The museum's first donation, a Little Pied Cormorant (at left), showing its chestnut-breasted colouration.
Source: Museum Victoria
Some canny detective work, inspired by a newspaper article published 154 years ago today, has turned up what is probably the first specimen donated to the museum.
The article was published in The Argus on 12 April 1856, listing specimens donated to the then-new National Museum of Natural History of Victoria. It describes the first donation to the museum as a 'chestnut-breasted pelican, very handsome' from 'Drew, Esq, Collins-street east'.
It took a bit of digging for Wayne Longmore, manager of the Ornithology Collection, to track down the specimen. As he explained, “it’s a bit complex as the museum commenced registration of their material in a rather ad hoc way. There is also the problem of exactly what is a ‘chestnut-breasted pelican’.” At the time, the term 'pelican' might have been applied to all members of the order Pelecaniformes. Traditionally, the Pelecaniformes encompassed a wide range of water birds including true pelicans, cormorants, and gannets.
Using his knowledge of the museum’s early registration methods and the biology of waterbirds, Wayne narrowed down the possibilities and zoomed in on one specimen. “I am unaware of many, if any, pelicans getting a ‘chestnut-breast’ whereas the Little Pied Cormorant (Phalacrocorax melanoleucos) often shows this distortion.
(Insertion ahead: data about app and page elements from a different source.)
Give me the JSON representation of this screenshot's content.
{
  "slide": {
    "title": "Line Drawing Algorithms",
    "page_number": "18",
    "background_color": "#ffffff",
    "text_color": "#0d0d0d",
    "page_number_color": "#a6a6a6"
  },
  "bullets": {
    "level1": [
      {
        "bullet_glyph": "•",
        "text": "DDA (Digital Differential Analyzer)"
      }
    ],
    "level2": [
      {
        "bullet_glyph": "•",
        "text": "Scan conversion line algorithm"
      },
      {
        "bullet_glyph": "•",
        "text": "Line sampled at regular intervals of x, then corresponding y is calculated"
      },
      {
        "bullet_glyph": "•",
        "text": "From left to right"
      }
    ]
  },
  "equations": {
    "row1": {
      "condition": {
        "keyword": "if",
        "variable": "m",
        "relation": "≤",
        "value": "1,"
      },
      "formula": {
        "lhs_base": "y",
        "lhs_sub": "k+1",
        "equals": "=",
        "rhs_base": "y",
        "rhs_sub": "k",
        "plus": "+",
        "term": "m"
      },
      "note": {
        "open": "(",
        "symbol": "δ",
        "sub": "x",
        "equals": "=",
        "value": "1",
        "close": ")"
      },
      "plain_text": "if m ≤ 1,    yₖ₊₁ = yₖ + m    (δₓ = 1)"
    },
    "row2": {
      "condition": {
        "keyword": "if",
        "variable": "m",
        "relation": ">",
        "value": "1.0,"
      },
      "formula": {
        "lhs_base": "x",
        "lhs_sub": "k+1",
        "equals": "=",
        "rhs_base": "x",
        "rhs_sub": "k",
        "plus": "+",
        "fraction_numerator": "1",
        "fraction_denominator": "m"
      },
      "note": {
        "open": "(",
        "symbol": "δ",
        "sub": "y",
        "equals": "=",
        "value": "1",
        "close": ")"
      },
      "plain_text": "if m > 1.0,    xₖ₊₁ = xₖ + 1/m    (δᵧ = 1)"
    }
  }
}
It is merely a temporary discoloration of the feathers due to contaminants in the water, such as oxides or red algae.”
A single Little Pied Cormorant specimen matched all the criteria. There is little recorded about its acquisition other than it came from the Melbourne area. “A lot of information was lost because it was never written down,” says Wayne, describing the first years of the museum. “It’s always a minefield, but I’m 99.9 per cent sure this is the bird.” It is mounted with two other members of its species, one an albino with a tag stating it was collected in 1871, the other collected by the museum’s first zoological employee, William Blandowski.
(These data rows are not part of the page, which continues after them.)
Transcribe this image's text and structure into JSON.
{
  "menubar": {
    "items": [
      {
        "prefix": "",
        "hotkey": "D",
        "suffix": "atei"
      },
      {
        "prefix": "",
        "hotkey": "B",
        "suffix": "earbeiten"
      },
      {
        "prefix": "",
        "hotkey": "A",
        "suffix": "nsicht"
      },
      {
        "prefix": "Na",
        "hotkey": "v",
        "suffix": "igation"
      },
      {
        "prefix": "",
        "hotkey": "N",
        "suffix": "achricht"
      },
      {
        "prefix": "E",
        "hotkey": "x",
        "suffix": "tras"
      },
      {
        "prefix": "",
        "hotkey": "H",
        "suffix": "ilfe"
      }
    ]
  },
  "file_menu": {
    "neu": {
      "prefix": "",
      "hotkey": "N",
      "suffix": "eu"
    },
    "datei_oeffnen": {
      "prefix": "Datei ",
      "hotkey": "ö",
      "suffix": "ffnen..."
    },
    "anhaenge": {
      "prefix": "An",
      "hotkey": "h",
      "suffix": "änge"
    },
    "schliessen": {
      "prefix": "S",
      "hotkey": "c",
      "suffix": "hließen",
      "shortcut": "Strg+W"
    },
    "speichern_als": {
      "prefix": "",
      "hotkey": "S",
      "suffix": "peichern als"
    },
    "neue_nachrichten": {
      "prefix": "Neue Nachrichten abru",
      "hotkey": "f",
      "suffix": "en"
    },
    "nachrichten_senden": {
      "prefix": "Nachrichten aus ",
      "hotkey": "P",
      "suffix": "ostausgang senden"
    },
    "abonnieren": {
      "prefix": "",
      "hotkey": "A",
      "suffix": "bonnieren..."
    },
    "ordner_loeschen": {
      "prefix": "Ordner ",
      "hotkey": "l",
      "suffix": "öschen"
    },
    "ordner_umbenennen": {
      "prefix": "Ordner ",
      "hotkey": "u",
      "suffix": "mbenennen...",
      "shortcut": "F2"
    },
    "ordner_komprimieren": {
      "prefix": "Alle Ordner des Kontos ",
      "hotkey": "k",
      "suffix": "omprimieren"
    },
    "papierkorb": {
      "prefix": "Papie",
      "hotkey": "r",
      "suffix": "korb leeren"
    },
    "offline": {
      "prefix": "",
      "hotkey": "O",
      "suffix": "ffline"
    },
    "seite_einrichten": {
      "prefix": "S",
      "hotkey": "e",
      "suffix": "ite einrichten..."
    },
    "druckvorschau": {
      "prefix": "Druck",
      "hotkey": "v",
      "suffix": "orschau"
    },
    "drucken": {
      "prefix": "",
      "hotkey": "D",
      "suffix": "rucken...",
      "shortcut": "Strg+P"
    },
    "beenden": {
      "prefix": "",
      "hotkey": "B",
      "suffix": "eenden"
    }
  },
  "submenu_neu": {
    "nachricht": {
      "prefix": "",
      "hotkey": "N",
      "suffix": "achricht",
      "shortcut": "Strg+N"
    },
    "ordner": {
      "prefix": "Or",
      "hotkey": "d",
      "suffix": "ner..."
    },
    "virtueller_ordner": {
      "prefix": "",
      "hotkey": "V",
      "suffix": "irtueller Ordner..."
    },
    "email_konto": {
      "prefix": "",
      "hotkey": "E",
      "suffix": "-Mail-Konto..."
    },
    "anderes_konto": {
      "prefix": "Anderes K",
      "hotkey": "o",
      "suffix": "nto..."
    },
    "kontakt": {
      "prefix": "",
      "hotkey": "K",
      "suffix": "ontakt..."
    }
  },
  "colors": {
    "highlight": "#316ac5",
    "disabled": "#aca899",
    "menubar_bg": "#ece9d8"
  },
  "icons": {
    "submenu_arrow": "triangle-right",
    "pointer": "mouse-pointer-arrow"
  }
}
Other interesting donors named in the 1856 article include Reverend Bleasdale and Dr Eades, who were central characters in the fish-naming scandal that ultimately led to Blandowski's exile, and Captain Andrew Clarke, who later shot a Grey Falcon (Falco hypoleucos) in 1857 as it attempted to eat his chicken dinner. The falcon, currently displayed in The Melbourne Story, "has always attracted our attention as being one of our earliest specimens," said Wayne. "It remains a record of this extremely rare bird of prey from the Melbourne area."
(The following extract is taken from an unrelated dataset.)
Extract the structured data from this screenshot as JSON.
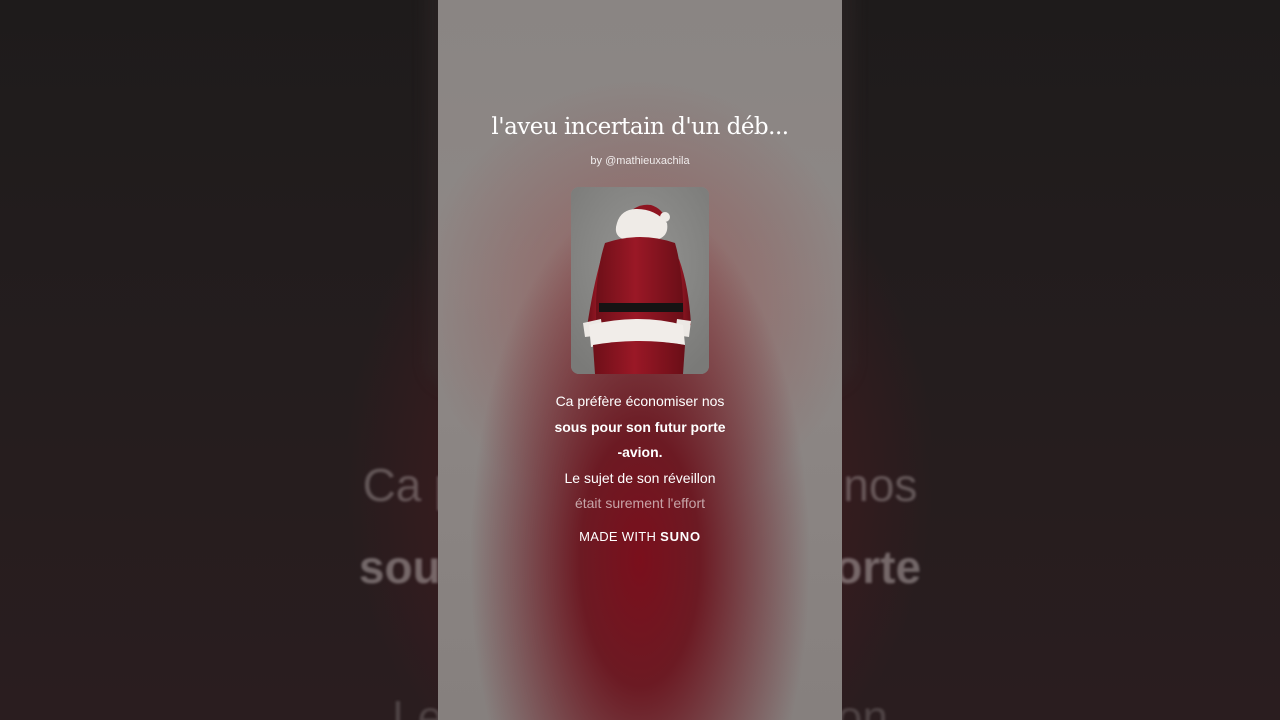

Thanks to Wayne, and the National Library of Australia’s digital archive of newspapers, this small, unassuming cormorant specimen now receives due recognition for its place in Museum Victoria’s history, only 154 years late.